> **What you should do**: Copy each line below in which the word "string" occurs.

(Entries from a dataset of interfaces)
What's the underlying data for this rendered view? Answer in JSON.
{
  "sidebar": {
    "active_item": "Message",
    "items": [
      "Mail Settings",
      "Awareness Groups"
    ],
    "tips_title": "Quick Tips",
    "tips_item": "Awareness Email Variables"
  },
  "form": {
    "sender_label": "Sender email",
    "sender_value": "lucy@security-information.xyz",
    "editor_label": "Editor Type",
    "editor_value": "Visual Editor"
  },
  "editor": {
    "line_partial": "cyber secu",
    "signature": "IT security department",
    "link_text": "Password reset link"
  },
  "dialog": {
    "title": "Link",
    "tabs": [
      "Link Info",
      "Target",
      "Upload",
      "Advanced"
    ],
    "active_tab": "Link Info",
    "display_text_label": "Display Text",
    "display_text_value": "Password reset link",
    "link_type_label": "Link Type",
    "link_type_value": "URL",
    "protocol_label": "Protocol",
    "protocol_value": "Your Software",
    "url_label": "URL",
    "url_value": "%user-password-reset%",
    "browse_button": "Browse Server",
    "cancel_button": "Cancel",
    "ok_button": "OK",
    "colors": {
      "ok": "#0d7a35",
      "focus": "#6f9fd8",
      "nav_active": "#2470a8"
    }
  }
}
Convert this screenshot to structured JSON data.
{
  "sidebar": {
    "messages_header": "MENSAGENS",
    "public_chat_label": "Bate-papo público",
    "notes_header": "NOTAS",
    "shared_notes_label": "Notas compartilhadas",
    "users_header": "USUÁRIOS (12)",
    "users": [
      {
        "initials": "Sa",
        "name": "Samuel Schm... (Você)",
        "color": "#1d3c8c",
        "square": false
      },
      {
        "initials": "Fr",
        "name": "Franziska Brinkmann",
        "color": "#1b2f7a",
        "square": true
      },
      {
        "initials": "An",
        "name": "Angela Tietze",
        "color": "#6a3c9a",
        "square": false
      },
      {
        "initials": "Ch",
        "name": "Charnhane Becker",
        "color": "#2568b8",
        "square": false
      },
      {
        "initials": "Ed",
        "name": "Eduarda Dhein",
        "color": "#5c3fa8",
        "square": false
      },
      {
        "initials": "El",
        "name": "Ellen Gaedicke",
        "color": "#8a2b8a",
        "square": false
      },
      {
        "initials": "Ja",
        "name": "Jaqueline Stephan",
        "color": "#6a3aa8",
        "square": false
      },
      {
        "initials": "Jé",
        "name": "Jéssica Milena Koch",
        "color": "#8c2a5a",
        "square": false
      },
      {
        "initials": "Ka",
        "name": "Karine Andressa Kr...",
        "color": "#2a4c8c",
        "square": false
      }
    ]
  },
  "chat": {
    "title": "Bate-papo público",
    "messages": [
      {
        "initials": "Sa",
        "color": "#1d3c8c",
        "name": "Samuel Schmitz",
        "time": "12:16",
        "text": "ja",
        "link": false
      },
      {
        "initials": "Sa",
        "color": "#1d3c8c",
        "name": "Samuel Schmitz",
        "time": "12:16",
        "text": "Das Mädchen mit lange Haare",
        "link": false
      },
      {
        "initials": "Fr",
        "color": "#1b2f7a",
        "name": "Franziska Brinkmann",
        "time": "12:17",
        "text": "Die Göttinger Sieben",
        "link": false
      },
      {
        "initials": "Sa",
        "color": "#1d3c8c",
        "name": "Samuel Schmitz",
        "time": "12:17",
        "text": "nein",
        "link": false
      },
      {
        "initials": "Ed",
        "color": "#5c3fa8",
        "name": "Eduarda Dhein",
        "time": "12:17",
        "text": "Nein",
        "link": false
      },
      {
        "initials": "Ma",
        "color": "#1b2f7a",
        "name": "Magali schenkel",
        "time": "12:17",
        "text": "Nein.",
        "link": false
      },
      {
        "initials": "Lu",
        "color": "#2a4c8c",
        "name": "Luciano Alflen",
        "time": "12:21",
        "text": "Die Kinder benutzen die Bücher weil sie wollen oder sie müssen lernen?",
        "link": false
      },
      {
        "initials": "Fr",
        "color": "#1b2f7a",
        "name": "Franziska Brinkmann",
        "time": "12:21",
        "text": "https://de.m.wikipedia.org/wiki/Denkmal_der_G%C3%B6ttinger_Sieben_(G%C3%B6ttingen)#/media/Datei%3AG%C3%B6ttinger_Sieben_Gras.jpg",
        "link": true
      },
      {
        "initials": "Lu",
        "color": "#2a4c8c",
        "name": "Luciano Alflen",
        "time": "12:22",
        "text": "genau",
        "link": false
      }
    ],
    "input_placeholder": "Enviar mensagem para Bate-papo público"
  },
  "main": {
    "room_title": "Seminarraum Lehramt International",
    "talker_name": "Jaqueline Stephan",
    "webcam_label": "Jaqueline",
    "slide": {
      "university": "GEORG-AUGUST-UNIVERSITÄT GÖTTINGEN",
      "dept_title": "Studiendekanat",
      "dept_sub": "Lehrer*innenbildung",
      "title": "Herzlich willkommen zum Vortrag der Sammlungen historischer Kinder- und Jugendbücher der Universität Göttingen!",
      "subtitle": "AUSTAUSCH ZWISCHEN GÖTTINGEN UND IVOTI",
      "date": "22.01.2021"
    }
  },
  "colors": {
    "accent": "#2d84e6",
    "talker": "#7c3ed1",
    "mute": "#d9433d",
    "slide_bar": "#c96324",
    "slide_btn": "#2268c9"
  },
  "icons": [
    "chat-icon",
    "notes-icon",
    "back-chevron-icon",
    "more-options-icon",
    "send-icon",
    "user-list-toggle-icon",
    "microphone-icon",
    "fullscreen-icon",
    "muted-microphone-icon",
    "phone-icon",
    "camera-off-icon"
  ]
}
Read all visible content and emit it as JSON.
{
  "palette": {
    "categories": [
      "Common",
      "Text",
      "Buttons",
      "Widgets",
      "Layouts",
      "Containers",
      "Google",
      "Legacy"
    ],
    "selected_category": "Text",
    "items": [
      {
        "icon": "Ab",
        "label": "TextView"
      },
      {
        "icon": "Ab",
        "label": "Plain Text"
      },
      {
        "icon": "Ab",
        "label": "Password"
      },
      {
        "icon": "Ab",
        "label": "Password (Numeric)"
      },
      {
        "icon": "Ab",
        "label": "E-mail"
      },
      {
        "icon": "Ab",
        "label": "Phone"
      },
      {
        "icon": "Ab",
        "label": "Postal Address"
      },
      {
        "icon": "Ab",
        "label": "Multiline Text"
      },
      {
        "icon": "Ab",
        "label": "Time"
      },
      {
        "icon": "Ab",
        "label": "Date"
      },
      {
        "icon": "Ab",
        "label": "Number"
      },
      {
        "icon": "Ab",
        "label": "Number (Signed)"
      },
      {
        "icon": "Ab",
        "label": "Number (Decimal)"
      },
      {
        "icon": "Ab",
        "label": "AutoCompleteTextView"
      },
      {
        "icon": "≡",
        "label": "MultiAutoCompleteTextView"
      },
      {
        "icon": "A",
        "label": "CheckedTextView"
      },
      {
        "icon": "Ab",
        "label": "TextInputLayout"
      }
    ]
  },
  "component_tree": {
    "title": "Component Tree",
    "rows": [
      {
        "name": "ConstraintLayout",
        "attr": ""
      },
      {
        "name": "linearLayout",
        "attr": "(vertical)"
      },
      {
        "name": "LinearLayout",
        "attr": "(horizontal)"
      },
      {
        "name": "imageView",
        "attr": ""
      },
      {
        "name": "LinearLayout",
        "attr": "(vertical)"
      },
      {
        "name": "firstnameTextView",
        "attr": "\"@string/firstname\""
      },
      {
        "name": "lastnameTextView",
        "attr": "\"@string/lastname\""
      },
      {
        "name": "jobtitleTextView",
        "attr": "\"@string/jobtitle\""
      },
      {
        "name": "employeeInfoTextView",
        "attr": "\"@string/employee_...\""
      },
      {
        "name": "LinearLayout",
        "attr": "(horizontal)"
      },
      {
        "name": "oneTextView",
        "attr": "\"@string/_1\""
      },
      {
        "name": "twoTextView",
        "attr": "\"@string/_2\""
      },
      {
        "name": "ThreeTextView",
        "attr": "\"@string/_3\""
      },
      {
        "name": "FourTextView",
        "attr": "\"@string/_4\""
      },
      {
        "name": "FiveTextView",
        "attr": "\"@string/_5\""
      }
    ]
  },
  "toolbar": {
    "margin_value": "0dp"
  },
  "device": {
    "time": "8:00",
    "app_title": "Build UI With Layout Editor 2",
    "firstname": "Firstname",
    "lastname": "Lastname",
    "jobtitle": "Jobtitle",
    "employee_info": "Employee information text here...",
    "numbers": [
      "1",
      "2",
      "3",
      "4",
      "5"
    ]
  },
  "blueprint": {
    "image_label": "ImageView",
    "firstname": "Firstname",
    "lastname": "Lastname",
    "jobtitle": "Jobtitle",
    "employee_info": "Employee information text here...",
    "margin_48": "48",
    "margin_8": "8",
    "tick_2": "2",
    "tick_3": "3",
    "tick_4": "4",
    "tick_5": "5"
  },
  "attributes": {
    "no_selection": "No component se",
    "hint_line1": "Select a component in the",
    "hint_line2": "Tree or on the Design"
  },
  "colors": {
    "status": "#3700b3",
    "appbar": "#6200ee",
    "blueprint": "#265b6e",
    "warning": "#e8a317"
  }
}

> **Task response**:
        "attr": "\"@string/firstname\""
        "attr": "\"@string/lastname\""
        "attr": "\"@string/jobtitle\""
        "attr": "\"@string/employee_...\""
        "attr": "\"@string/_1\""
        "attr": "\"@string/_2\""
        "attr": "\"@string/_3\""
        "attr": "\"@string/_4\""
        "attr": "\"@string/_5\""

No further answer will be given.